Carrie Preston's poems “I Also Married the War”, “The camis come out”, and “War Paperwork” complete the picture with a military wife's love-hate relationship with the Marines. The narrator's voice is trustworthy, poignant and relentlessly honest about the compromises she must make between loyalty to her conscience and support of her husband. She accepts that they have antagonistic yet complementary and equally necessary roles to play—his to submerge himself in collective defense of the nation, hers to insist on the preciousness of the individual and to keep alive the compassion that crosses national borders. Preston showed us an earlier stage of these characters' relationship in her 2003 Honorable Mention poem, “You Haven't Killed Anyone”. Taken together, these poems make an even more fascinating picture.
Other repeat winners this year are Honorable Mentions Robert Hill Long and Jude Nutter, who won first prize in our 2004 and 2005 contests, respectively, and Viktor Tichy, one of our 2004 Honorable Mentions. Several more familiar names appear among the finalists. Since the contest is judged completely anonymously, we aren't sure what this means, except that we've discovered some consistently talented writers.
Thanks again to all of you who submitted such compelling reflections on war and peace. We began this contest five years ago to encourage original thinking, informed by history and literature, about the conflicts that continue to afflict our world. If we have succeeded at all, it's due to the talent and wisdom of our contestants. I look forward to reading more of your fine work next year.

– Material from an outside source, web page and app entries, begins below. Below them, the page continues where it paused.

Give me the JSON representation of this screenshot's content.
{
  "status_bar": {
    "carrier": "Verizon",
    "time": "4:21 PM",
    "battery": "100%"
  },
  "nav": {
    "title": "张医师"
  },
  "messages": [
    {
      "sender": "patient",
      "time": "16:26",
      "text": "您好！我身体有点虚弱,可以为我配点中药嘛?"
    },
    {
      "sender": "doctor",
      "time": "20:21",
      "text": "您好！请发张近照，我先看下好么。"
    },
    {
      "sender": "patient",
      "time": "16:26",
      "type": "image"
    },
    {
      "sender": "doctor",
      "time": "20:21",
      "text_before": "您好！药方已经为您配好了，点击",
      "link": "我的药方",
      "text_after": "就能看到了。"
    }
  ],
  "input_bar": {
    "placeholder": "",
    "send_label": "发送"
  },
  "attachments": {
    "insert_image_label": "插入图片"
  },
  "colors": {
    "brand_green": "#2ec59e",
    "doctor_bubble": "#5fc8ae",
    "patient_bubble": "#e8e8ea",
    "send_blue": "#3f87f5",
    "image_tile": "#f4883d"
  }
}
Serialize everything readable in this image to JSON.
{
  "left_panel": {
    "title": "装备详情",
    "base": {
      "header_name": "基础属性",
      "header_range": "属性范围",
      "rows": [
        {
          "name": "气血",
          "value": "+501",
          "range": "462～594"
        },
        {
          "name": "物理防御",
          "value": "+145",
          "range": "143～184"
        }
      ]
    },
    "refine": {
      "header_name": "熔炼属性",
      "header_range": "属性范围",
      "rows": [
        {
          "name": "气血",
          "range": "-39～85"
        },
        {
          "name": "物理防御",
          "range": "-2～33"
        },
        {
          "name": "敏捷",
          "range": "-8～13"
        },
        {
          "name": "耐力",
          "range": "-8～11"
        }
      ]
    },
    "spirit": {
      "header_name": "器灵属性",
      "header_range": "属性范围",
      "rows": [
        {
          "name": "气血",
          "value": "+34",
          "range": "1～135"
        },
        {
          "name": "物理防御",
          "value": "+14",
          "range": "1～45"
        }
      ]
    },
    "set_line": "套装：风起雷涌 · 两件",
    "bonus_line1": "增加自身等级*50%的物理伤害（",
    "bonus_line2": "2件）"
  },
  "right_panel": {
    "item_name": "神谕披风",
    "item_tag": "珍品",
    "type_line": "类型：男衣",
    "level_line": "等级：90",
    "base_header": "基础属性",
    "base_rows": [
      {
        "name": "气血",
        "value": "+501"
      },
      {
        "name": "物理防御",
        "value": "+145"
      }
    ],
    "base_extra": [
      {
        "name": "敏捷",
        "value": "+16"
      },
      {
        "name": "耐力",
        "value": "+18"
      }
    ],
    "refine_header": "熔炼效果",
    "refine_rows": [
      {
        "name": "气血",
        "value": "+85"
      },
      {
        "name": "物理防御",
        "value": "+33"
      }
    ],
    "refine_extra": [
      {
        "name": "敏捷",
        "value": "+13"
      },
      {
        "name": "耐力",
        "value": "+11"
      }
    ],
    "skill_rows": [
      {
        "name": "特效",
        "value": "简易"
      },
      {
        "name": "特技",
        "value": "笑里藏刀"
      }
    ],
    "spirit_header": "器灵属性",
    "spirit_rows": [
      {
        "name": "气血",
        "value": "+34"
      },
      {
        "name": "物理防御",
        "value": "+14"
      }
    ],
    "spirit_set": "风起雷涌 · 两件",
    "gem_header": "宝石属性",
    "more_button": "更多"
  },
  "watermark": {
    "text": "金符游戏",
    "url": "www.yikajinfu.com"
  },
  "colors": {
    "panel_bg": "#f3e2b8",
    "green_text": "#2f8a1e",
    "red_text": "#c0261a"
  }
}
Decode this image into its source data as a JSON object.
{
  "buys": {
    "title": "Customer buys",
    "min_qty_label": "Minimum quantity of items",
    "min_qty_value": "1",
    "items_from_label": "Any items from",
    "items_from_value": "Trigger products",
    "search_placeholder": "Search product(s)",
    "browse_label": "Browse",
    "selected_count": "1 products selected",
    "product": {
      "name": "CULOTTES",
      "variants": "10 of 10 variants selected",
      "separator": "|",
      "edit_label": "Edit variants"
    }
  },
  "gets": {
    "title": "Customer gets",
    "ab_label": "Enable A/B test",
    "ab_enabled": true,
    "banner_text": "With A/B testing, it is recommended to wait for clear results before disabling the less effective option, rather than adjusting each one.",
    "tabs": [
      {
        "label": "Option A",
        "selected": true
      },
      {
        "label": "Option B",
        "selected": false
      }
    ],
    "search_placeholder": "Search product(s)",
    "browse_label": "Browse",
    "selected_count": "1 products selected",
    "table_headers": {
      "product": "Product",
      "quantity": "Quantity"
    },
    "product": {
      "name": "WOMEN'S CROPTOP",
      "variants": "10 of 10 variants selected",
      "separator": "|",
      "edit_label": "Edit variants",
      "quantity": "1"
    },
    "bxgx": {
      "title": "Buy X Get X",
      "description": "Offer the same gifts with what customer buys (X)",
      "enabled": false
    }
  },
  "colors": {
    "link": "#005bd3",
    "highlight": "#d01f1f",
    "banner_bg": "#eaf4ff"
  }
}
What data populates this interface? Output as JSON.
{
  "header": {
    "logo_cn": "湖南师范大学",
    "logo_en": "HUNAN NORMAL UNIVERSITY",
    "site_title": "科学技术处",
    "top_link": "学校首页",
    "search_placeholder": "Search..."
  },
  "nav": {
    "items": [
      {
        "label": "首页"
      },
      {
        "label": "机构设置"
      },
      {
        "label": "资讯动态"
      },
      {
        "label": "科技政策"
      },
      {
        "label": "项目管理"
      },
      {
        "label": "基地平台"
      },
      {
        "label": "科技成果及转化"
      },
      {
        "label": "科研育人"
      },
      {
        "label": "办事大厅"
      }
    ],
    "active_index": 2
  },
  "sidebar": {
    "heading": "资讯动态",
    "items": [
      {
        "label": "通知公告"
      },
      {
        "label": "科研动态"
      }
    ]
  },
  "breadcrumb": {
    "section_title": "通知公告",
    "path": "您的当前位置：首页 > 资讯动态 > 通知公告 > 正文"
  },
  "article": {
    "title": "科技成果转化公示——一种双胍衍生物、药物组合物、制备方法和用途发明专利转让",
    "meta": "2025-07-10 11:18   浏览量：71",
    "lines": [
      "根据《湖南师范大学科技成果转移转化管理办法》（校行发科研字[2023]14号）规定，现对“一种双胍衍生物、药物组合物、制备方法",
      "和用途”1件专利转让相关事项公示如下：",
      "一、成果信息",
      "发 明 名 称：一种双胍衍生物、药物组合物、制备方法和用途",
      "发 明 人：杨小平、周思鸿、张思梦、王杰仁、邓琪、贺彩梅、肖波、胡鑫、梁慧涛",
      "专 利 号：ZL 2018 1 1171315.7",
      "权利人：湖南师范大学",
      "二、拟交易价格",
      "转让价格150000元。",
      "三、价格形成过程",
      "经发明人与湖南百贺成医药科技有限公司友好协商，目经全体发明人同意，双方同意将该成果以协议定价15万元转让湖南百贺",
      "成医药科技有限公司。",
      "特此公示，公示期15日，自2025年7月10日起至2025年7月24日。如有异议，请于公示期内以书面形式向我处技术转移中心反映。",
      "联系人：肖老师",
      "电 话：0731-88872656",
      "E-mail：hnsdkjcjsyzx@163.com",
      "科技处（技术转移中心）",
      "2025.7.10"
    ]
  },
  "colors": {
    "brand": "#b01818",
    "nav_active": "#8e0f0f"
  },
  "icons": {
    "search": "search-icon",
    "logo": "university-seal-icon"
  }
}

Jendi Reiter is vice president of Winning Writers, editor of The Best Free Literary Contests, and oversees the Winning Writers literary contests. Jendi is the author of the short story collection An Incomplete List of My Wishes (Sunshot Press, forthcoming 2018), the novel Two Natures (Saddle Road Press, 2016), the poetry collections Bullies in Love (Little Red Tree Publishing, 2015) and A Talent for Sadness (Turning Point Books, 2003), and the award-winning poetry chapbooks Swallow (Amsterdam Press, 2009) and Barbie at 50 (Cervena Barva Press, 2010). Awards include a Massachusetts Cultural Council Artists' Grant for Poetry, the 2016 New Letters Prize for Fiction, the 2016 Rainbow Award for Best Gay Contemporary Fiction, the 2015 Wag's Revue Poetry Prize, the 2013 Little Red Tree International Poetry Prize, the 2012 Betsy Colquitt Award for Poetry from Descant magazine, the 2011 James Knudsen Editor's Prize in Fiction from Bayou Magazine, the 2011 OSA Enizagam Award for Fiction, the 2010 Anderbo Poetry Prize, and second prize in the 2010 Iowa Review Awards for Fiction. Jendi's work has appeared in Poetry, The New Criterion, Mudfish, Passages North, Cutthroat, Best American Poetry 1990, and many other publications.